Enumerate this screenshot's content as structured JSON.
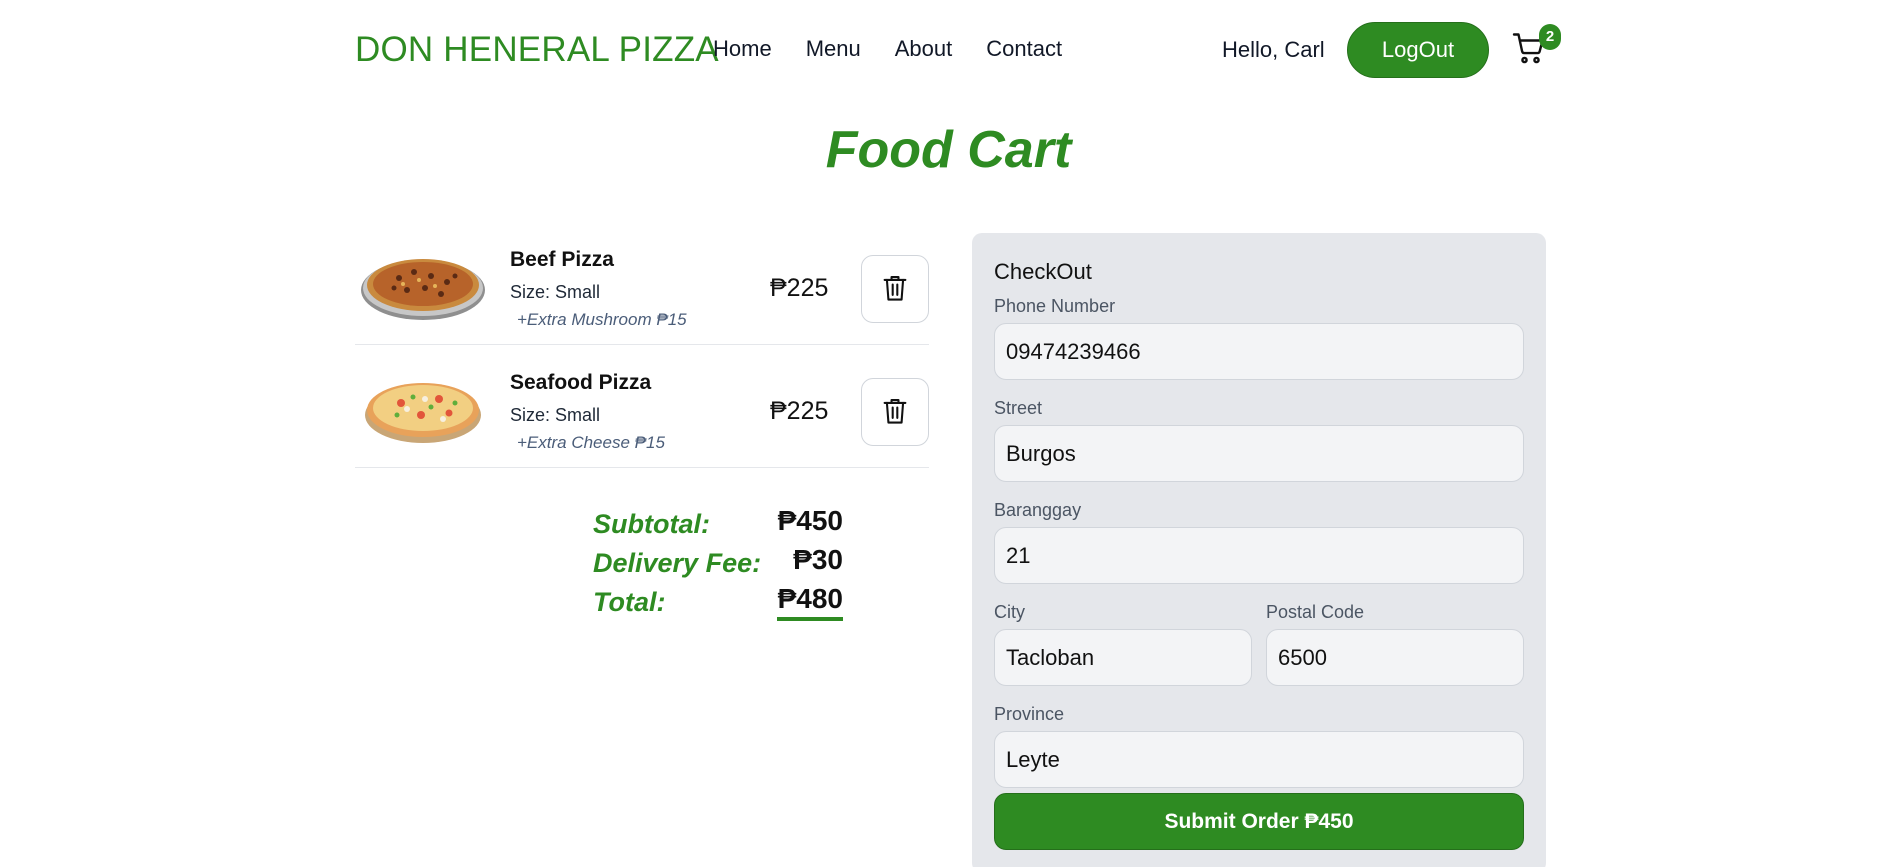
{
  "header": {
    "brand": "DON HENERAL PIZZA",
    "nav": [
      "Home",
      "Menu",
      "About",
      "Contact"
    ],
    "greeting": "Hello, Carl",
    "logout_label": "LogOut",
    "cart_icon": "shopping-cart-icon",
    "cart_count": "2"
  },
  "page_title": "Food Cart",
  "cart": {
    "items": [
      {
        "name": "Beef Pizza",
        "size": "Size: Small",
        "extra": "+Extra Mushroom ₱15",
        "price": "₱225",
        "delete_icon": "trash-icon"
      },
      {
        "name": "Seafood Pizza",
        "size": "Size: Small",
        "extra": "+Extra Cheese ₱15",
        "price": "₱225",
        "delete_icon": "trash-icon"
      }
    ],
    "totals": {
      "subtotal_label": "Subtotal:",
      "subtotal": "₱450",
      "delivery_label": "Delivery Fee:",
      "delivery": "₱30",
      "total_label": "Total:",
      "total": "₱480"
    }
  },
  "checkout": {
    "title": "CheckOut",
    "phone": {
      "label": "Phone Number",
      "value": "09474239466"
    },
    "street": {
      "label": "Street",
      "value": "Burgos"
    },
    "barangay": {
      "label": "Baranggay",
      "value": "21"
    },
    "city": {
      "label": "City",
      "value": "Tacloban"
    },
    "postal": {
      "label": "Postal Code",
      "value": "6500"
    },
    "province": {
      "label": "Province",
      "value": "Leyte"
    },
    "submit_label": "Submit Order ₱450"
  },
  "colors": {
    "accent": "#2e8b22",
    "panel": "#e5e7eb"
  }
}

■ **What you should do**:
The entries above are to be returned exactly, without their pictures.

■ **Task solution**:
Enumerate this screenshot's content as structured JSON.
{
  "header": {
    "brand": "DON HENERAL PIZZA",
    "nav": [
      "Home",
      "Menu",
      "About",
      "Contact"
    ],
    "greeting": "Hello, Carl",
    "logout_label": "LogOut",
    "cart_icon": "shopping-cart-icon",
    "cart_count": "2"
  },
  "page_title": "Food Cart",
  "cart": {
    "items": [
      {
        "name": "Beef Pizza",
        "size": "Size: Small",
        "extra": "+Extra Mushroom ₱15",
        "price": "₱225",
        "delete_icon": "trash-icon"
      },
      {
        "name": "Seafood Pizza",
        "size": "Size: Small",
        "extra": "+Extra Cheese ₱15",
        "price": "₱225",
        "delete_icon": "trash-icon"
      }
    ],
    "totals": {
      "subtotal_label": "Subtotal:",
      "subtotal": "₱450",
      "delivery_label": "Delivery Fee:",
      "delivery": "₱30",
      "total_label": "Total:",
      "total": "₱480"
    }
  },
  "checkout": {
    "title": "CheckOut",
    "phone": {
      "label": "Phone Number",
      "value": "09474239466"
    },
    "street": {
      "label": "Street",
      "value": "Burgos"
    },
    "barangay": {
      "label": "Baranggay",
      "value": "21"
    },
    "city": {
      "label": "City",
      "value": "Tacloban"
    },
    "postal": {
      "label": "Postal Code",
      "value": "6500"
    },
    "province": {
      "label": "Province",
      "value": "Leyte"
    },
    "submit_label": "Submit Order ₱450"
  },
  "colors": {
    "accent": "#2e8b22",
    "panel": "#e5e7eb"
  }
}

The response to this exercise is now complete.